◆ **WHAT TO WORK ON**:
The required output holds only the lines from the one containing "Convert this screenshot" through the end of the material below, copied exactly, please, with no pictures.

◆ **DATA LISTING**:
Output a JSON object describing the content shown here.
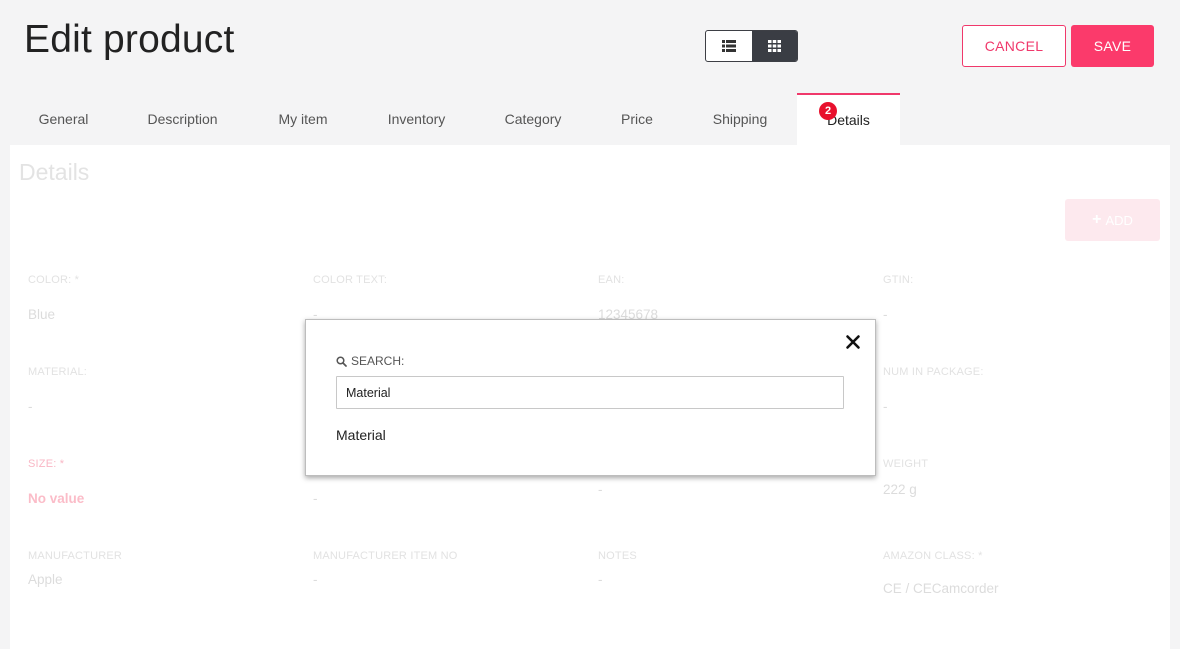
{
  "header": {
    "title": "Edit product",
    "cancel_label": "CANCEL",
    "save_label": "SAVE"
  },
  "view_toggle": {
    "options": [
      "list-view",
      "grid-view"
    ],
    "active": "grid-view"
  },
  "tabs": [
    {
      "label": "General"
    },
    {
      "label": "Description"
    },
    {
      "label": "My item"
    },
    {
      "label": "Inventory"
    },
    {
      "label": "Category"
    },
    {
      "label": "Price"
    },
    {
      "label": "Shipping"
    },
    {
      "label": "Details",
      "badge": "2",
      "active": true
    }
  ],
  "panel": {
    "title": "Details",
    "add_label": "ADD"
  },
  "fields": {
    "color": {
      "label": "COLOR: *",
      "value": "Blue"
    },
    "color_text": {
      "label": "COLOR TEXT:",
      "value": "-"
    },
    "ean": {
      "label": "EAN:",
      "value": "12345678"
    },
    "gtin": {
      "label": "GTIN:",
      "value": "-"
    },
    "material": {
      "label": "MATERIAL:",
      "value": "-"
    },
    "num_in_package": {
      "label": "NUM IN PACKAGE:",
      "value": "-"
    },
    "size": {
      "label": "SIZE: *",
      "value": "No value"
    },
    "size_col2_value": "-",
    "size_col3_value": "-",
    "weight": {
      "label": "WEIGHT",
      "value": "222 g"
    },
    "manufacturer": {
      "label": "MANUFACTURER",
      "value": "Apple"
    },
    "manufacturer_item_no": {
      "label": "MANUFACTURER ITEM NO",
      "value": "-"
    },
    "notes": {
      "label": "NOTES",
      "value": "-"
    },
    "amazon_class": {
      "label": "AMAZON CLASS: *",
      "value": "CE / CECamcorder"
    }
  },
  "search_modal": {
    "label": "SEARCH:",
    "input_value": "Material",
    "results": [
      "Material"
    ]
  },
  "colors": {
    "accent": "#fb3a6b",
    "badge": "#e8102d",
    "dark_toggle": "#3a3d44"
  }
}
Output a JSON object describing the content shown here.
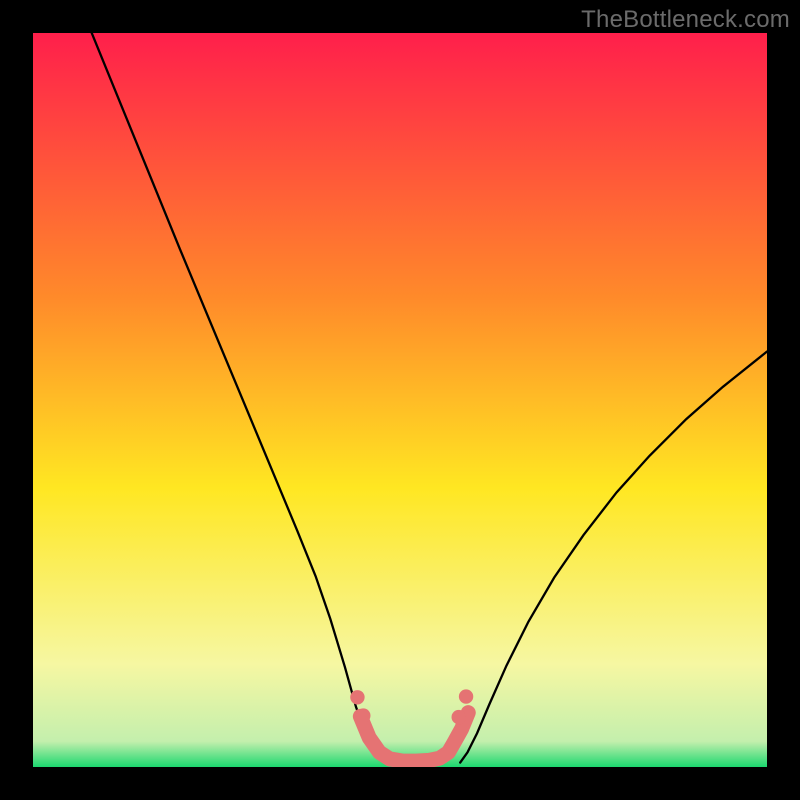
{
  "watermark": "TheBottleneck.com",
  "chart_data": {
    "type": "line",
    "title": "",
    "xlabel": "",
    "ylabel": "",
    "xlim": [
      0,
      100
    ],
    "ylim": [
      0,
      100
    ],
    "gradient_colors": {
      "top": "#ff1f4b",
      "upper_mid": "#ff8a2a",
      "mid": "#ffe722",
      "lower_mid": "#f6f7a2",
      "bottom": "#1cd86f"
    },
    "series": [
      {
        "name": "black-curve-left",
        "color": "#000000",
        "x": [
          8,
          12,
          16,
          20,
          24,
          28,
          32,
          36,
          38.5,
          40.5,
          42.5,
          44.0,
          45.4,
          46.8,
          48.0
        ],
        "y": [
          100,
          90.2,
          80.4,
          70.6,
          61.0,
          51.4,
          41.8,
          32.2,
          26.0,
          20.2,
          13.6,
          8.2,
          4.2,
          1.6,
          0.6
        ]
      },
      {
        "name": "black-curve-right",
        "color": "#000000",
        "x": [
          58.2,
          59.2,
          60.5,
          62.2,
          64.5,
          67.5,
          71.0,
          75.0,
          79.5,
          84.0,
          89.0,
          94.0,
          100.0
        ],
        "y": [
          0.6,
          2.0,
          4.6,
          8.6,
          13.8,
          19.8,
          25.8,
          31.6,
          37.4,
          42.4,
          47.4,
          51.8,
          56.6
        ]
      },
      {
        "name": "salmon-band",
        "color": "#e57373",
        "x": [
          44.6,
          45.8,
          47.2,
          48.6,
          50.4,
          52.2,
          54.0,
          55.4,
          56.6,
          57.4,
          58.4,
          59.3
        ],
        "y": [
          6.9,
          4.0,
          2.0,
          1.1,
          0.8,
          0.8,
          0.9,
          1.2,
          2.0,
          3.4,
          5.2,
          7.4
        ]
      }
    ]
  }
}
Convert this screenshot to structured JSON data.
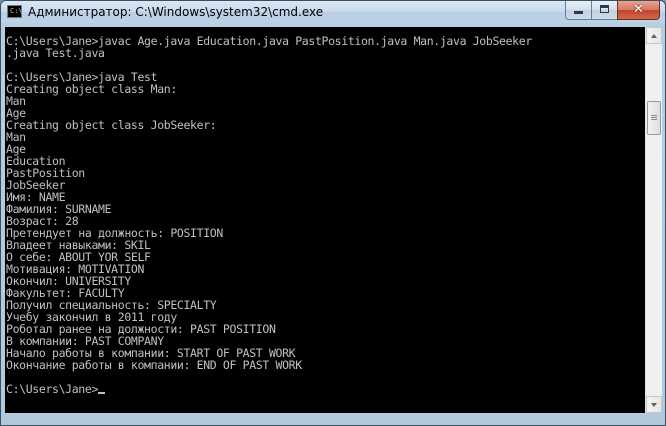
{
  "window": {
    "title": "Администратор: C:\\Windows\\system32\\cmd.exe",
    "app_icon_text": "C:\\",
    "close_glyph": "✕"
  },
  "console": {
    "lines": [
      "C:\\Users\\Jane>javac Age.java Education.java PastPosition.java Man.java JobSeeker",
      ".java Test.java",
      "",
      "C:\\Users\\Jane>java Test",
      "Creating object class Man:",
      "Man",
      "Age",
      "Creating object class JobSeeker:",
      "Man",
      "Age",
      "Education",
      "PastPosition",
      "JobSeeker",
      "Имя: NAME",
      "Фамилия: SURNAME",
      "Возраст: 28",
      "Претендует на должность: POSITION",
      "Владеет навыками: SKIL",
      "О себе: ABOUT YOR SELF",
      "Мотивация: MOTIVATION",
      "Окончил: UNIVERSITY",
      "Факультет: FACULTY",
      "Получил специальность: SPECIALTY",
      "Учебу закончил в 2011 году",
      "Роботал ранее на должности: PAST POSITION",
      "В компании: PAST COMPANY",
      "Начало работы в компании: START OF PAST WORK",
      "Окончание работы в компании: END OF PAST WORK",
      "",
      "C:\\Users\\Jane>"
    ]
  },
  "colors": {
    "console_bg": "#000000",
    "console_fg": "#c0c0c0",
    "close_button": "#c1452a"
  }
}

◆ **ANSWER**:
Convert this screenshot to structured JSON data.
{
  "window": {
    "title": "Администратор: C:\\Windows\\system32\\cmd.exe",
    "app_icon_text": "C:\\",
    "close_glyph": "✕"
  },
  "console": {
    "lines": [
      "C:\\Users\\Jane>javac Age.java Education.java PastPosition.java Man.java JobSeeker",
      ".java Test.java",
      "",
      "C:\\Users\\Jane>java Test",
      "Creating object class Man:",
      "Man",
      "Age",
      "Creating object class JobSeeker:",
      "Man",
      "Age",
      "Education",
      "PastPosition",
      "JobSeeker",
      "Имя: NAME",
      "Фамилия: SURNAME",
      "Возраст: 28",
      "Претендует на должность: POSITION",
      "Владеет навыками: SKIL",
      "О себе: ABOUT YOR SELF",
      "Мотивация: MOTIVATION",
      "Окончил: UNIVERSITY",
      "Факультет: FACULTY",
      "Получил специальность: SPECIALTY",
      "Учебу закончил в 2011 году",
      "Роботал ранее на должности: PAST POSITION",
      "В компании: PAST COMPANY",
      "Начало работы в компании: START OF PAST WORK",
      "Окончание работы в компании: END OF PAST WORK",
      "",
      "C:\\Users\\Jane>"
    ]
  },
  "colors": {
    "console_bg": "#000000",
    "console_fg": "#c0c0c0",
    "close_button": "#c1452a"
  }
}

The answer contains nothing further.